Data records

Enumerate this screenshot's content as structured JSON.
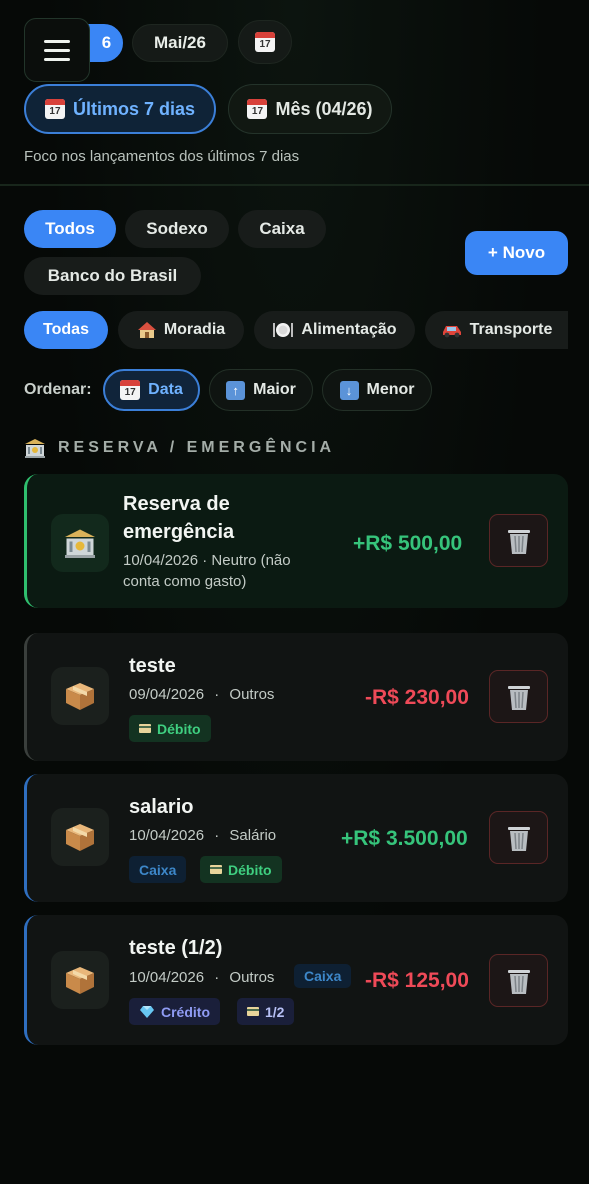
{
  "header": {
    "menu_icon": "hamburger-menu-icon",
    "months": {
      "current_partial": "6",
      "next": "Mai/26",
      "calendar_icon": "calendar-icon"
    },
    "periods": {
      "last7": "Últimos 7 dias",
      "month": "Mês (04/26)"
    },
    "subtitle": "Foco nos lançamentos dos últimos 7 dias"
  },
  "accounts": {
    "items": [
      "Todos",
      "Sodexo",
      "Caixa",
      "Banco do Brasil"
    ],
    "selected": "Todos",
    "new_button": "+ Novo"
  },
  "categories": {
    "items": [
      {
        "label": "Todas",
        "icon": ""
      },
      {
        "label": "Moradia",
        "icon": "house-icon"
      },
      {
        "label": "Alimentação",
        "icon": "plate-icon"
      },
      {
        "label": "Transporte",
        "icon": "car-icon"
      }
    ],
    "selected": "Todas"
  },
  "sort": {
    "label": "Ordenar:",
    "options": [
      "Data",
      "Maior",
      "Menor"
    ],
    "selected": "Data"
  },
  "section": {
    "title": "RESERVA / EMERGÊNCIA",
    "icon": "bank-icon"
  },
  "transactions": [
    {
      "title_line1": "Reserva de",
      "title_line2": "emergência",
      "meta_line1": "10/04/2026 · Neutro (não",
      "meta_line2": "conta como gasto)",
      "amount": "+R$ 500,00",
      "icon": "bank-icon"
    },
    {
      "title": "teste",
      "date": "09/04/2026",
      "category": "Outros",
      "amount": "-R$ 230,00",
      "tags": [
        "Débito"
      ],
      "icon": "package-icon"
    },
    {
      "title": "salario",
      "date": "10/04/2026",
      "category": "Salário",
      "amount": "+R$ 3.500,00",
      "tags": [
        "Caixa",
        "Débito"
      ],
      "icon": "package-icon"
    },
    {
      "title": "teste (1/2)",
      "date": "10/04/2026",
      "category": "Outros",
      "account": "Caixa",
      "amount": "-R$ 125,00",
      "tags": [
        "Crédito",
        "1/2"
      ],
      "icon": "package-icon"
    }
  ],
  "colors": {
    "accent": "#3a86f5",
    "positive": "#36c47b",
    "negative": "#ef4a58"
  }
}
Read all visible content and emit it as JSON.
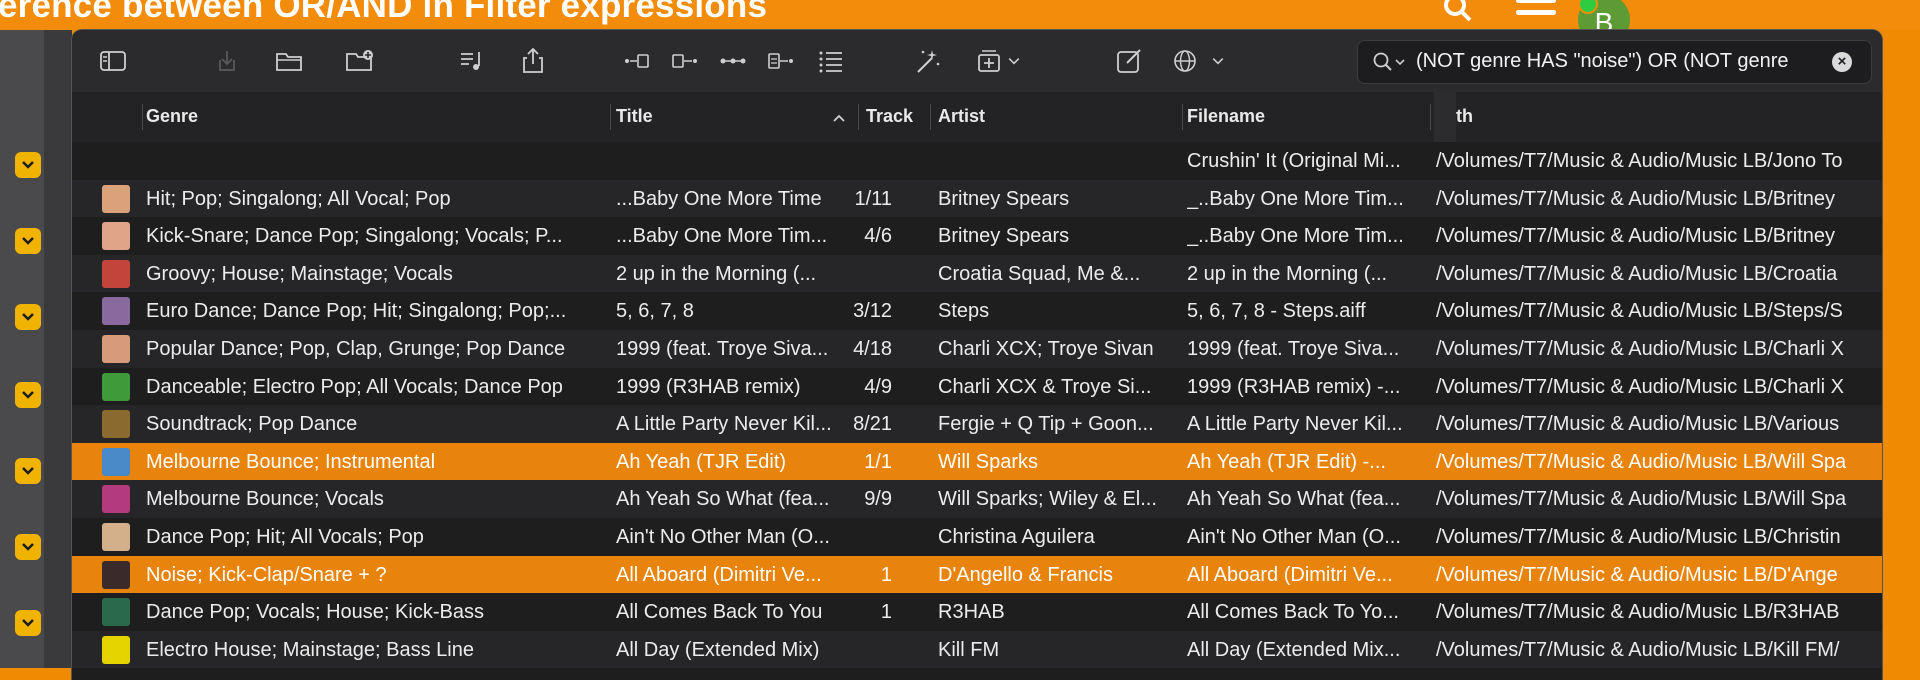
{
  "page": {
    "title": "erence between OR/AND in Filter expressions",
    "avatar_letter": "B"
  },
  "search": {
    "value": "(NOT genre HAS \"noise\") OR (NOT genre",
    "clear": "×"
  },
  "columns": {
    "genre": "Genre",
    "title": "Title",
    "track": "Track",
    "artist": "Artist",
    "filename": "Filename",
    "path": "th"
  },
  "rows": [
    {
      "genre": "",
      "title": "",
      "track": "",
      "artist": "",
      "filename": "Crushin' It (Original Mi...",
      "path": "/Volumes/T7/Music & Audio/Music LB/Jono To",
      "thumb": "",
      "style": "base"
    },
    {
      "genre": "Hit; Pop; Singalong; All Vocal; Pop",
      "title": "...Baby One More Time",
      "track": "1/11",
      "artist": "Britney Spears",
      "filename": "_..Baby One More Tim...",
      "path": "/Volumes/T7/Music & Audio/Music LB/Britney",
      "thumb": "#d9a27a",
      "style": "alt"
    },
    {
      "genre": "Kick-Snare; Dance Pop; Singalong; Vocals; P...",
      "title": "...Baby One More Tim...",
      "track": "4/6",
      "artist": "Britney Spears",
      "filename": "_..Baby One More Tim...",
      "path": "/Volumes/T7/Music & Audio/Music LB/Britney",
      "thumb": "#e0a488",
      "style": "base"
    },
    {
      "genre": "Groovy; House; Mainstage; Vocals",
      "title": "2 up in the Morning (...",
      "track": "",
      "artist": "Croatia Squad, Me &...",
      "filename": "2 up in the Morning (...",
      "path": "/Volumes/T7/Music & Audio/Music LB/Croatia",
      "thumb": "#c2443a",
      "style": "alt"
    },
    {
      "genre": "Euro Dance; Dance Pop; Hit; Singalong; Pop;...",
      "title": "5, 6, 7, 8",
      "track": "3/12",
      "artist": "Steps",
      "filename": "5, 6, 7, 8 - Steps.aiff",
      "path": "/Volumes/T7/Music & Audio/Music LB/Steps/S",
      "thumb": "#8a6a9e",
      "style": "base"
    },
    {
      "genre": "Popular Dance; Pop, Clap, Grunge; Pop Dance",
      "title": "1999 (feat. Troye Siva...",
      "track": "4/18",
      "artist": "Charli XCX; Troye Sivan",
      "filename": "1999 (feat. Troye Siva...",
      "path": "/Volumes/T7/Music & Audio/Music LB/Charli X",
      "thumb": "#d79a7a",
      "style": "alt"
    },
    {
      "genre": "Danceable; Electro Pop; All Vocals; Dance Pop",
      "title": "1999 (R3HAB remix)",
      "track": "4/9",
      "artist": "Charli XCX & Troye Si...",
      "filename": "1999 (R3HAB remix) -...",
      "path": "/Volumes/T7/Music & Audio/Music LB/Charli X",
      "thumb": "#3f9b3a",
      "style": "base"
    },
    {
      "genre": "Soundtrack; Pop Dance",
      "title": "A Little Party Never Kil...",
      "track": "8/21",
      "artist": "Fergie + Q Tip + Goon...",
      "filename": "A Little Party Never Kil...",
      "path": "/Volumes/T7/Music & Audio/Music LB/Various",
      "thumb": "#8a6a2e",
      "style": "alt"
    },
    {
      "genre": "Melbourne Bounce; Instrumental",
      "title": "Ah Yeah (TJR Edit)",
      "track": "1/1",
      "artist": "Will Sparks",
      "filename": "Ah Yeah (TJR Edit) -...",
      "path": "/Volumes/T7/Music & Audio/Music LB/Will Spa",
      "thumb": "#4a8ac8",
      "style": "sel"
    },
    {
      "genre": "Melbourne Bounce; Vocals",
      "title": "Ah Yeah So What (fea...",
      "track": "9/9",
      "artist": "Will Sparks; Wiley & El...",
      "filename": "Ah Yeah So What (fea...",
      "path": "/Volumes/T7/Music & Audio/Music LB/Will Spa",
      "thumb": "#b43a7e",
      "style": "alt"
    },
    {
      "genre": "Dance Pop; Hit; All Vocals; Pop",
      "title": "Ain't No Other Man (O...",
      "track": "",
      "artist": "Christina Aguilera",
      "filename": "Ain't No Other Man (O...",
      "path": "/Volumes/T7/Music & Audio/Music LB/Christin",
      "thumb": "#d4b08a",
      "style": "base"
    },
    {
      "genre": "Noise; Kick-Clap/Snare + ?",
      "title": "All Aboard (Dimitri Ve...",
      "track": "1",
      "artist": "D'Angello & Francis",
      "filename": "All Aboard (Dimitri Ve...",
      "path": "/Volumes/T7/Music & Audio/Music LB/D'Ange",
      "thumb": "#3a2a2a",
      "style": "sel"
    },
    {
      "genre": "Dance Pop; Vocals; House; Kick-Bass",
      "title": "All Comes Back To You",
      "track": "1",
      "artist": "R3HAB",
      "filename": "All Comes Back To Yo...",
      "path": "/Volumes/T7/Music & Audio/Music LB/R3HAB",
      "thumb": "#2a6a4a",
      "style": "base"
    },
    {
      "genre": "Electro House; Mainstage; Bass Line",
      "title": "All Day (Extended Mix)",
      "track": "",
      "artist": "Kill FM",
      "filename": "All Day (Extended Mix...",
      "path": "/Volumes/T7/Music & Audio/Music LB/Kill FM/",
      "thumb": "#e6d400",
      "style": "alt"
    }
  ],
  "colors": {
    "accent": "#e8830c",
    "header_orange": "#f28c0a",
    "dropdown_yellow": "#f0b400"
  },
  "icons": [
    "sidebar-icon",
    "import-icon",
    "folder-icon",
    "folder-add-icon",
    "playlist-icon",
    "share-icon",
    "action-icon",
    "magic-icon",
    "stack-icon",
    "edit-icon",
    "globe-icon",
    "search-icon"
  ]
}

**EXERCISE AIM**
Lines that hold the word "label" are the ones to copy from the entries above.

**EXERCISE ANSWER**
        "label": "Todas",
        "label": "Moradia",
        "label": "Alimentação",
        "label": "Transporte",
    "label": "Ordenar:",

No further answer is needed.